The vine snippets — known as canes in the grape-growing world — not only all survived the journey but also grew faster than vines on Earth, despite limited light and water.
It's too early for the researchers to determine why. But when they do, Lebert said that could help scientists develop sturdier vines on Earth – and pave the way for grape-growing and wine-making in space.
A view of the Institute for wine and vine research (SVV), in Villenave-d Ornon, southwestern France, Monday, March 1, 2021. (AP Photo/Christophe Ena)
Plus, he said, "Grapes…are very healthy for the astronauts."
Private investors helped fund the project. The overall cost wasn't disclosed.
For the average earthling, the main question is: What does cosmic wine taste like?
"For me, the difference between the space and earth wine…it wasn't easy to define," said Franck Dubourdieu, a Bordeaux-based agronomist and oenologist, an expert in the study of wine and wine-making.

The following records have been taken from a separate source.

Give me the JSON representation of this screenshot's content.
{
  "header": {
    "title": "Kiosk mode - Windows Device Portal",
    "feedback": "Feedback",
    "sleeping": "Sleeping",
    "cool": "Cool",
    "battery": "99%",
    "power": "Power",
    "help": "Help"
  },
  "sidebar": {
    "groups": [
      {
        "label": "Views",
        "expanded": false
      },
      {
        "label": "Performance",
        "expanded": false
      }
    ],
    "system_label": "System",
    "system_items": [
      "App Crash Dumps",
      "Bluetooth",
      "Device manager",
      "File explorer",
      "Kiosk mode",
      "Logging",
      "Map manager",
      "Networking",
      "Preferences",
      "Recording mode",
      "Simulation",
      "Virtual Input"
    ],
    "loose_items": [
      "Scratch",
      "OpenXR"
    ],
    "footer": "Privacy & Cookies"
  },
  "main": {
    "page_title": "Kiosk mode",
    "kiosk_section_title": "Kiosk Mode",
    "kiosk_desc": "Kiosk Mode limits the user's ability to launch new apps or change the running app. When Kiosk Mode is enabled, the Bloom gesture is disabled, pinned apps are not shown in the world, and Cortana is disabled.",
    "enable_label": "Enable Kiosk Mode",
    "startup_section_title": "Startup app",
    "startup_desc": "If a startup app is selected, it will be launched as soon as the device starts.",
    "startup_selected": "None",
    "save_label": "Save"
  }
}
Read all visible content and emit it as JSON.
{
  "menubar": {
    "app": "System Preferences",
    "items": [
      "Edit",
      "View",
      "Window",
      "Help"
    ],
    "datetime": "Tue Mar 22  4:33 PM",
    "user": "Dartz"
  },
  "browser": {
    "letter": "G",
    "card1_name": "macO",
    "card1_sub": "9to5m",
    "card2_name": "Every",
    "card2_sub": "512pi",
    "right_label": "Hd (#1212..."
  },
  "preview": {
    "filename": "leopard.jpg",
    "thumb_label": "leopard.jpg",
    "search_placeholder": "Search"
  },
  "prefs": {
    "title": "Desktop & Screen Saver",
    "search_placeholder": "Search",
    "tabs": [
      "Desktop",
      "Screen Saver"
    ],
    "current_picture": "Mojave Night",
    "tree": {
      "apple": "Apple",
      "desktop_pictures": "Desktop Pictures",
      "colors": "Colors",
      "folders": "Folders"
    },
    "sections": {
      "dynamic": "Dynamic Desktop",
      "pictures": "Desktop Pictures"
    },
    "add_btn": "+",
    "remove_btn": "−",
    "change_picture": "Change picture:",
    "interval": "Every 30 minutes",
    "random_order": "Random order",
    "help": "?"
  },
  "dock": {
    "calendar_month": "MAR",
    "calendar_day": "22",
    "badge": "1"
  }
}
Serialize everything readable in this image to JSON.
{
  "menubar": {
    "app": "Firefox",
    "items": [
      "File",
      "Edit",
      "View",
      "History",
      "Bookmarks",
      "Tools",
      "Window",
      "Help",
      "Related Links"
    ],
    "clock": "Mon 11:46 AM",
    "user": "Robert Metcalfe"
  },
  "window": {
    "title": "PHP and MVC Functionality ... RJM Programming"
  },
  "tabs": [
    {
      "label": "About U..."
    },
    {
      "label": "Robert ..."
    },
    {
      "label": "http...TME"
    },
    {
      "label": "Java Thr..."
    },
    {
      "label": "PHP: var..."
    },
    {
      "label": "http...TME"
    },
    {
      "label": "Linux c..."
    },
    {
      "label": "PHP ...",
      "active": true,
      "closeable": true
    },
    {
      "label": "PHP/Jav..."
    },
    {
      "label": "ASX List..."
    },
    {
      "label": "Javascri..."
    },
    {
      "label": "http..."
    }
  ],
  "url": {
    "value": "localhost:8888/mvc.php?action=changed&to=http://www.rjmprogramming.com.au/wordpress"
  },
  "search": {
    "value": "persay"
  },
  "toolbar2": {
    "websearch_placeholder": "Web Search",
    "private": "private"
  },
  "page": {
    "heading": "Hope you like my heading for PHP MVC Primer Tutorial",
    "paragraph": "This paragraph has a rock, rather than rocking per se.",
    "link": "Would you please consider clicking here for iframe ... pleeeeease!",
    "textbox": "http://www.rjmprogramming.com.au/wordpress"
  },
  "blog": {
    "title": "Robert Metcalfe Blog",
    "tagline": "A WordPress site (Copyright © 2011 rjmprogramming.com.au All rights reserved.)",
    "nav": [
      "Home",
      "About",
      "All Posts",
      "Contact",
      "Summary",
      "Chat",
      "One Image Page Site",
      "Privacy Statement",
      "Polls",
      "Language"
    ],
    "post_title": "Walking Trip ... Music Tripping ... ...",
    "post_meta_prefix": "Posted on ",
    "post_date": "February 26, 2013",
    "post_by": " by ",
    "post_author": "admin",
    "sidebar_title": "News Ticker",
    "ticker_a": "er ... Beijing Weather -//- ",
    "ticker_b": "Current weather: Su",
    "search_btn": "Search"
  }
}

Researchers said each of the 12 panelists had an individual reaction. Some observed "burnt-orange reflections." Others evoked aromas of cured leather or a campfire.
Philippe Darriet, president of the Institute for Wine and Vine Research (ISVV) and chief oenologist holds a bottle of Petrus red wine that spent a year orbiting the world in the International Space Station after a tasting session at the ISVV in Villenave-d Ornon, southwestern France, Monday, March 1, 2021. (AP Photo/Christophe Ena)
"The one that had remained on Earth, for me, was still a bit more closed, a bit more tannic, a bit younger. And the one that had been up into space, the tannins had softened, the side of more floral aromatics came out," Anson said.
But whether the vintage was space-flying or earthbound, she said, "They were both beautiful."